Average Bitrate: 7.37 mb/s
NTSC 720x480 29.97 f/s
NOTE: The Vertical axis represents the bits transferred per second. The Horizontal is the time in minutes.
|Audio||English (Dolby Digital 2.0)|
the Project: on camera interview with writer Jonathan Lynn (29:15)
Despite being advertised as "Brand new master in HiDef from the original InterPositive" - this progressive, dual-layered, anamorphic transfer doesn't look especially strong. Noise seems more prevalent than the clunky grain and colors are loose with a chroma effect being exhibited and many speckles are evident. On the positive It is fairly consistent and I'll assume it betters the existing 2005 Fremantkle UK edition (that we don't have to compare). The softness is not particularly distracting but I'll wager it looked quite crisper, and certainly cleaner, theatrically - over 35 years ago.
The 2.0 channel audio supports the track but is otherwise unremarkable. No subtitles are offered.
There are some good extras like the half-hour "Decoding the Project" an on camera interview with writer Jonathan Lynn. There is also a ,less than 3-minutes, with Lee Grant and an audio review with Lisa Coburn daughter of James Coburn. There is an original trailer and previews of other Scorpion Releasing titles.
This is a curious film that seemed ahead of its time. Certainly it is memorable and a decent thriller. Coburn is great as is Lee Grant. It's been relatively hidden (less than 200 votes on IMDb) but deserves a revisit.
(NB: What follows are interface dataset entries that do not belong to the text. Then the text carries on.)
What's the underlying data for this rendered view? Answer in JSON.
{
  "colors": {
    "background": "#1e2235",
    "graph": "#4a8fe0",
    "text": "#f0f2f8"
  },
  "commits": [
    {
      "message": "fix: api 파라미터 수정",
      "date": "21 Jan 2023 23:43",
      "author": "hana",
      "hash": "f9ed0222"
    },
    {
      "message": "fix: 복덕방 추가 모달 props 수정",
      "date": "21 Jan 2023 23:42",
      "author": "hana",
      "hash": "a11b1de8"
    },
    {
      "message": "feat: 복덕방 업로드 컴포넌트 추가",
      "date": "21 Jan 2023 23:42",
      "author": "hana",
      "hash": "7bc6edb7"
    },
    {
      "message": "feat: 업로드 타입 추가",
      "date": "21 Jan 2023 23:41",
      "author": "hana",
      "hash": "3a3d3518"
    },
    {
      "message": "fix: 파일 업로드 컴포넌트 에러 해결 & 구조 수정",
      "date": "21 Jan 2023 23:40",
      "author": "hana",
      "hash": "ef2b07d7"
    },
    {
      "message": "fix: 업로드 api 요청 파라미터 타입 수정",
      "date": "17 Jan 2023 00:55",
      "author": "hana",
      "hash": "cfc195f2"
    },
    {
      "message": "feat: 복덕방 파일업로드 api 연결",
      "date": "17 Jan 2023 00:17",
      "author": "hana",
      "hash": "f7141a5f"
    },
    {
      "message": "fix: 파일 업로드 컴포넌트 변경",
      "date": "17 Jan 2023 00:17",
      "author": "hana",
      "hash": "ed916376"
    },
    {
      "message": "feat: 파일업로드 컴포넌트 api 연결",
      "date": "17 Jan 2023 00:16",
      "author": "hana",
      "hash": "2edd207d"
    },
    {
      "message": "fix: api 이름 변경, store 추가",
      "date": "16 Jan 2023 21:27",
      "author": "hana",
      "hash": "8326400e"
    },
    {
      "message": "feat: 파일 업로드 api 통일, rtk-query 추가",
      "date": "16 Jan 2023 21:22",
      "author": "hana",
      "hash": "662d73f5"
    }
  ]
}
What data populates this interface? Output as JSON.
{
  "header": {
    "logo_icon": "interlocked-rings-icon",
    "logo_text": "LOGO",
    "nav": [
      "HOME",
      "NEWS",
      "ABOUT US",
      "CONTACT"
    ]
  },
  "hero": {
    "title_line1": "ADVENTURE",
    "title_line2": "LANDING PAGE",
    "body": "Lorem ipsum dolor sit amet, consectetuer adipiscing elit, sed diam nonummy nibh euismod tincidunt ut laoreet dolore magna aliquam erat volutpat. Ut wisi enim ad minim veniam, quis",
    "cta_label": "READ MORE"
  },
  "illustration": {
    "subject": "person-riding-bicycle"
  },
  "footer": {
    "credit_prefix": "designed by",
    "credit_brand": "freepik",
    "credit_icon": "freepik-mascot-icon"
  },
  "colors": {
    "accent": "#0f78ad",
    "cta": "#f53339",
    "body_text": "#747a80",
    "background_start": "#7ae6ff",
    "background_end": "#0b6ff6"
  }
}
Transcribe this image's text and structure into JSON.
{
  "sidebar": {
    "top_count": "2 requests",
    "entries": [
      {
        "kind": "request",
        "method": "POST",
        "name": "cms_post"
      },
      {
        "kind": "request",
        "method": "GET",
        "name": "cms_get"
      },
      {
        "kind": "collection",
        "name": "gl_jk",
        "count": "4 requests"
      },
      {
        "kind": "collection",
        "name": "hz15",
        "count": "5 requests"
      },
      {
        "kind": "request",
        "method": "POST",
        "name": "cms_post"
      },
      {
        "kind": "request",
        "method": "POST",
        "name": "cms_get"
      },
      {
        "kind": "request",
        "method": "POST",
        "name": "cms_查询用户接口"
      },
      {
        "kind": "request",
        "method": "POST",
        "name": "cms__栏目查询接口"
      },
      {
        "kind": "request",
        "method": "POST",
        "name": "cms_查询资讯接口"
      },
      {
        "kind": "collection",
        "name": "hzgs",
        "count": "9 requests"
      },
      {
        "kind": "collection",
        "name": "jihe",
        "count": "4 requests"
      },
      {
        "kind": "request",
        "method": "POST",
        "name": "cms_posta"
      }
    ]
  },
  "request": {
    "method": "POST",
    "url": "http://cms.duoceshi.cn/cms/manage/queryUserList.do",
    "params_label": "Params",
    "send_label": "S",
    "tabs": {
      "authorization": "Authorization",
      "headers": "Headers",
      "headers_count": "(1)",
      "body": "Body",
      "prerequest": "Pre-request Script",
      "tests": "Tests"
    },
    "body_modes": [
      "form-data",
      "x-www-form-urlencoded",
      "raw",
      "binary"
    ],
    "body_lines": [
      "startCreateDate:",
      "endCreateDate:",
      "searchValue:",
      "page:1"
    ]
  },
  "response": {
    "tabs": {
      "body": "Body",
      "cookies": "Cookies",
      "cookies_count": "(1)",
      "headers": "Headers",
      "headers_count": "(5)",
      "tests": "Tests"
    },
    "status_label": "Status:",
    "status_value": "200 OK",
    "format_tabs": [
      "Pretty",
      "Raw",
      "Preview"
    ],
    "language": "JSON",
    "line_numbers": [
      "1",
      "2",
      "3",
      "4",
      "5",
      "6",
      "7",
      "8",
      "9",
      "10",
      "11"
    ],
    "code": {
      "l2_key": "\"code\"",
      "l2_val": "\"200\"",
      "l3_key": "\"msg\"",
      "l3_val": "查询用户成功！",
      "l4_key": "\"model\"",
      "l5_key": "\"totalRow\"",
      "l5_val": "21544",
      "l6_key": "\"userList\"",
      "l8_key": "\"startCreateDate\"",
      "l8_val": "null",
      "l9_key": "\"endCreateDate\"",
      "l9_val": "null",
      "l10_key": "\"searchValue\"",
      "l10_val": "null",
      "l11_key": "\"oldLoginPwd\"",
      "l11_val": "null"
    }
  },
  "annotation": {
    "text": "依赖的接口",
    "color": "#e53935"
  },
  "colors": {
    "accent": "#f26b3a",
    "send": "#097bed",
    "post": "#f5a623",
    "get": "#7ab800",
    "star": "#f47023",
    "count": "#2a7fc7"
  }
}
There is something under the surface that the narrative never fully explores but has some 70's nostalgia going for it. Some may be quite keen to see it just don't expect a lot from the A/V.